Many in hockey also believe — very quietly — the system should be changed.
In soccer, penalty kicks — soccer’s version of the shootout — are customarily only used in World Cup or tournament play. Some think hockey should go in the same direction.
“Yes,” Caps General Manager George McPhee said instantly when asked whether that idea made sense. McPhee understands how much people enjoy the shootout but believes a team should be rewarded for winning a hockey game rather than tying a hockey game and winning a shootout.
“Look, my son [who recently committed to play at Boston College] used to want to see shootout highlights in the morning before hockey highlights,” he said. “I get that. It’s entertaining, it has drama and kids love it. You look around the arena during a shootout and everyone’s standing.
“But I don’t think anyone thinks that it’s the same as winning a hockey game.”
Except the NHL. Shootout wins are not as important as regulation wins when it comes to breaking ties in the standings at the end of the regular season. But for the most part, teams that can win in shootouts with some consistency can usually jump a place or two in the standings by season’s end.
“It feels the same as any other win,” Brooks Laich said. “We’re all pretty black and white. You come back in the room after winning in a shootout, the feeling is the same as after a win in regulation. You lose one, there’s the consolation of getting a point, but you still feel like you lost.”
Laich believes the league should at least study the possibility of a 3-2-1 system. “I think it’s pretty ignorant if you aren’t at least open to looking at changes that might make the game better or fairer,” he said. “Shootouts have become very important in the standings. The [Detroit] Red Wings lost, what, 11 straight shootouts? If they win five or six of them, it makes a huge difference. We’ve certainly benefitted this season from it; there’s no doubt about that.”
Even Eric Fehr, who is 5 for 5 this season scoring in shootouts, isn’t a fan. “I don’t really like shootouts,” he said last week. “I wish we didn’t have them in the game.” Later, he added, “I think it’s too individual. Hockey’s a team game.”
The Caps are 9-14 in games that have ended in regulation this season after Monday’s 3-2 loss to the Ducks. Their overall record of 19-14-4 is buffeted by the eight shootout wins, two overtime wins and four post-regulation losses (one in overtime, three in shootouts).
While the Caps will gladly take the extra points, they are all aware there are no shootouts in the playoffs and their overall record playing actual hockey is 11-15 with the season four games shy of being half over. The fact that the shootout has benefitted his team doesn’t change how Oates feels about it.
“What’s the key to winning shootouts?” he said, smiling. “Luck. Just don’t tell the players I said that.”
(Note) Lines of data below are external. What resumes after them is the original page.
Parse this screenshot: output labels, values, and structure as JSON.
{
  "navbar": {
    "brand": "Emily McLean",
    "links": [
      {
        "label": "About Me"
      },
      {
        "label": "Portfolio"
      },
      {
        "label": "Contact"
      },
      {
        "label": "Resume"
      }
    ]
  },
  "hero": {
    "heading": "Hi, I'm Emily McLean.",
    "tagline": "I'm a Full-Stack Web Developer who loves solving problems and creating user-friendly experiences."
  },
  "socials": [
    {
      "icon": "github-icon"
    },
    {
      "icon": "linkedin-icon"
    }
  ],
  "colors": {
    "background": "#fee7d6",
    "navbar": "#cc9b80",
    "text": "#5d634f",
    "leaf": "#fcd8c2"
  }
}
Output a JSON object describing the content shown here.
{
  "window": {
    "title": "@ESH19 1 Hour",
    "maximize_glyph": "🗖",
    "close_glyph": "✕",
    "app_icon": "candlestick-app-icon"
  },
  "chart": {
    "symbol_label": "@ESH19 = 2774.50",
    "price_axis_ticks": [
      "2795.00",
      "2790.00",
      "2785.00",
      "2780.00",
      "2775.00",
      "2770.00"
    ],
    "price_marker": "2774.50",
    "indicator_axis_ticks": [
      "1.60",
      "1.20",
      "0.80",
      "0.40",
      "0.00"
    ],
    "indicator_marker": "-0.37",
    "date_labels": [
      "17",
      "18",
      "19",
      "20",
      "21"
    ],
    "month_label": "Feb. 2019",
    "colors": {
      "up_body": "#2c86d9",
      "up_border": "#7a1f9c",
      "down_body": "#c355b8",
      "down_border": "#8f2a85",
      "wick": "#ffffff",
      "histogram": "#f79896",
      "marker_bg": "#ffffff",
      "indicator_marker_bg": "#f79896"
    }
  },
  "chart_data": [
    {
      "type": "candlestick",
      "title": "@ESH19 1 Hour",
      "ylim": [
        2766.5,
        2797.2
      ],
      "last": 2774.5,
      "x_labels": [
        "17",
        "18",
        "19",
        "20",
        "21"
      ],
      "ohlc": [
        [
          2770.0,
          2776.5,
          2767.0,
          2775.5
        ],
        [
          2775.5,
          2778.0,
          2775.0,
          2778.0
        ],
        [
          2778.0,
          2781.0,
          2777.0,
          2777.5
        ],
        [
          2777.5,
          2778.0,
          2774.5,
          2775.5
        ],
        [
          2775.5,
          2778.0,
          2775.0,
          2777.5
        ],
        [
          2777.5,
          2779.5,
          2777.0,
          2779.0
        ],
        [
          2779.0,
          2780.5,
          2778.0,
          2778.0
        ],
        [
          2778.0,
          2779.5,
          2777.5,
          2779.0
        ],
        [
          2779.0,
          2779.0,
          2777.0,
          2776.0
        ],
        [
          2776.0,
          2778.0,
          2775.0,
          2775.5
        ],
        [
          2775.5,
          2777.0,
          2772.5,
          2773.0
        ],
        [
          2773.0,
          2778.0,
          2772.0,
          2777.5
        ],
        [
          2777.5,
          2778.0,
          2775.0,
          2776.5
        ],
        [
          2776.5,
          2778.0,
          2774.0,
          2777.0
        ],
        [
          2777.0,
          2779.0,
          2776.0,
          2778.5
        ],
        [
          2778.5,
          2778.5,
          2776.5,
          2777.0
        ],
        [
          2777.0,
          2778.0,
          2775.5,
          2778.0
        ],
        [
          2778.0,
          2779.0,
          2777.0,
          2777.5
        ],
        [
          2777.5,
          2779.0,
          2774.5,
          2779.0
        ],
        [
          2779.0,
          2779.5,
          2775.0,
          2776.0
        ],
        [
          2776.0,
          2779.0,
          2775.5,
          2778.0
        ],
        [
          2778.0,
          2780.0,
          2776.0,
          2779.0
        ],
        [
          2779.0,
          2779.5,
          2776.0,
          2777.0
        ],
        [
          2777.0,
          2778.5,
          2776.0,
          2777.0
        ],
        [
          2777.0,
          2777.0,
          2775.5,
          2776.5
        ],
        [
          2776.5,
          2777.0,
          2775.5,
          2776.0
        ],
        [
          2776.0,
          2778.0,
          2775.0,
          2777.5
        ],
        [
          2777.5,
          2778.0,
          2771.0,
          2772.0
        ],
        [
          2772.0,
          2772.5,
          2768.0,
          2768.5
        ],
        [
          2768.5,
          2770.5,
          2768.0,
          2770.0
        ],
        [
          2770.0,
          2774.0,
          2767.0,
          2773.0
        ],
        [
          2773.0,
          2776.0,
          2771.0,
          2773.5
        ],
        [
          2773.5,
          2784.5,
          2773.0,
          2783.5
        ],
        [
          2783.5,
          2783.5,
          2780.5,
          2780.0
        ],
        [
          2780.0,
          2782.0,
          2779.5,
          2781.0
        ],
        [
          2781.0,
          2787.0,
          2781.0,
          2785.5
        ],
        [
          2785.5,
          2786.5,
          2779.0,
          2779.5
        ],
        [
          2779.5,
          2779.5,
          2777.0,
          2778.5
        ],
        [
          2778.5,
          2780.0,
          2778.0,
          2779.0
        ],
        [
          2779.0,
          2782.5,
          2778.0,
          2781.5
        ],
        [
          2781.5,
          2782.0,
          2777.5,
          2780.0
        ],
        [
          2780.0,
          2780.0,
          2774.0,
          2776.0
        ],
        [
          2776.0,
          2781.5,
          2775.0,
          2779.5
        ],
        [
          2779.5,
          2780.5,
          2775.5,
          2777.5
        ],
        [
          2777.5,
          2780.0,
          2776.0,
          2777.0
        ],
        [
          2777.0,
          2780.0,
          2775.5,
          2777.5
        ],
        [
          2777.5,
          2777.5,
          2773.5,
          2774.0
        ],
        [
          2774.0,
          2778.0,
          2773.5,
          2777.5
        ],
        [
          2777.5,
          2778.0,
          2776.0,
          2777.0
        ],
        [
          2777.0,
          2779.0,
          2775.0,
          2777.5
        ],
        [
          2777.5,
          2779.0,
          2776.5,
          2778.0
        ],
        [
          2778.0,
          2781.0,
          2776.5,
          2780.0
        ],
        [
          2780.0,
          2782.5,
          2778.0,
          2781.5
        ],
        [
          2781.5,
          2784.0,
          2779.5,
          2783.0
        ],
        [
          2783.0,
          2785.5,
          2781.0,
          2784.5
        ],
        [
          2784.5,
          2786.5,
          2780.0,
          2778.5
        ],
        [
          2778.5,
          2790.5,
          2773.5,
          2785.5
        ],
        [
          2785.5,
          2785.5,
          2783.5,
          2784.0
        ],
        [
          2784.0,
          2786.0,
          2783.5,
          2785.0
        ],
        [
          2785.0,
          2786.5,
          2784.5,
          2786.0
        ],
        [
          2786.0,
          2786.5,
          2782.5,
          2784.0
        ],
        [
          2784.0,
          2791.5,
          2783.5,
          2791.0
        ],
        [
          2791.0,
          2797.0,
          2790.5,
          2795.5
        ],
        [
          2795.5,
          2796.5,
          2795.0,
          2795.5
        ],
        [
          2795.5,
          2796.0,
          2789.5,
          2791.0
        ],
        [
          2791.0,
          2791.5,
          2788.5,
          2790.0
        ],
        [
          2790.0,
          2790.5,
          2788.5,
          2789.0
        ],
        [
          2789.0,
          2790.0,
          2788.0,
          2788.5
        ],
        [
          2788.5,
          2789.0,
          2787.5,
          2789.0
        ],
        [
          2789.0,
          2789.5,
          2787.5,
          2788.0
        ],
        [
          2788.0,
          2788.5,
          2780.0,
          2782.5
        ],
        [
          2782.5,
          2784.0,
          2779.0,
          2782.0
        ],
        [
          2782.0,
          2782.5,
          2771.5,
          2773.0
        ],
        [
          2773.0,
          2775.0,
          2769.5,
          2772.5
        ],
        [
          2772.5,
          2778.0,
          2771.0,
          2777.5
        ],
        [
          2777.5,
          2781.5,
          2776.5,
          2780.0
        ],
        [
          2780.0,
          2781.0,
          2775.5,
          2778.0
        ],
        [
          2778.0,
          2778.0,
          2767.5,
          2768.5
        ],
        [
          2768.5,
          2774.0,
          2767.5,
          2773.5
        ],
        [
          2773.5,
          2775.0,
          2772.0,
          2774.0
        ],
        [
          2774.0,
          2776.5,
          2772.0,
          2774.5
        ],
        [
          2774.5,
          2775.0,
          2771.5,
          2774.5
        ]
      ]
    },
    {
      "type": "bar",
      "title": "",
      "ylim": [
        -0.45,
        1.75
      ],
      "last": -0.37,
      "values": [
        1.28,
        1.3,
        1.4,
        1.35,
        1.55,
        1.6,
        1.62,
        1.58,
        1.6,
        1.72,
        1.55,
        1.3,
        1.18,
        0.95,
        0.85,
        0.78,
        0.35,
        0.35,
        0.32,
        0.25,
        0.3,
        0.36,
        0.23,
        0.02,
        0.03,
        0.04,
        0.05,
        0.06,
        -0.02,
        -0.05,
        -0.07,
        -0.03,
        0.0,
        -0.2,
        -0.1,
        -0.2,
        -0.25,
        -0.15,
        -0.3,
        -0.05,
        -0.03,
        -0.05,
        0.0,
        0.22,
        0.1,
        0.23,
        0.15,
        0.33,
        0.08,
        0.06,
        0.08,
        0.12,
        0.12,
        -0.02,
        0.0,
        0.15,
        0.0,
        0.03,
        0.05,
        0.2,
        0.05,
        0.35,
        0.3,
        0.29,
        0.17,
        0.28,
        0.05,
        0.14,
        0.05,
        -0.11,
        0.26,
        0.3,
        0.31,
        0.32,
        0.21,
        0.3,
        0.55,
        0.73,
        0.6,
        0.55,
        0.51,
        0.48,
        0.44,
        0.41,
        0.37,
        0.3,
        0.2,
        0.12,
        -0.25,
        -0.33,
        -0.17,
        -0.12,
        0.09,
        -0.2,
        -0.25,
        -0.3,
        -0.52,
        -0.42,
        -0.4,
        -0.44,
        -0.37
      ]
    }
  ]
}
The standings bear out the importance of the shootout. The Caps are 13th in the Eastern Conference in wins in regulation or overtime. And yet they are sixth in the standings. The New York Islanders, who have won seven games pre-shootout all season, trail Philadelphia and the New York Rangers for the last playoff spot by just nine points because they have four shootout wins and have picked up a point by extending a game into overtime on seven other occasions.
“It’s never been brought up,” McPhee said about the 3-2-1 system. “And I don’t think it will be anytime soon.”
So the shootout and the importance of the shootout are unlikely to change anytime soon.
“I’d hate to see us do anything that reminded anyone of soccer, anyway,” Brouwer said, laughing. “We wouldn’t want to do that.”
Limiting the amount of luck that decides who makes the playoffs or who ends up with home ice in the playoffs wouldn’t be a bad idea, though, would it? Don’t hold your breath.
For more by John Feinstein, visit washingtonpost.com/feinstein.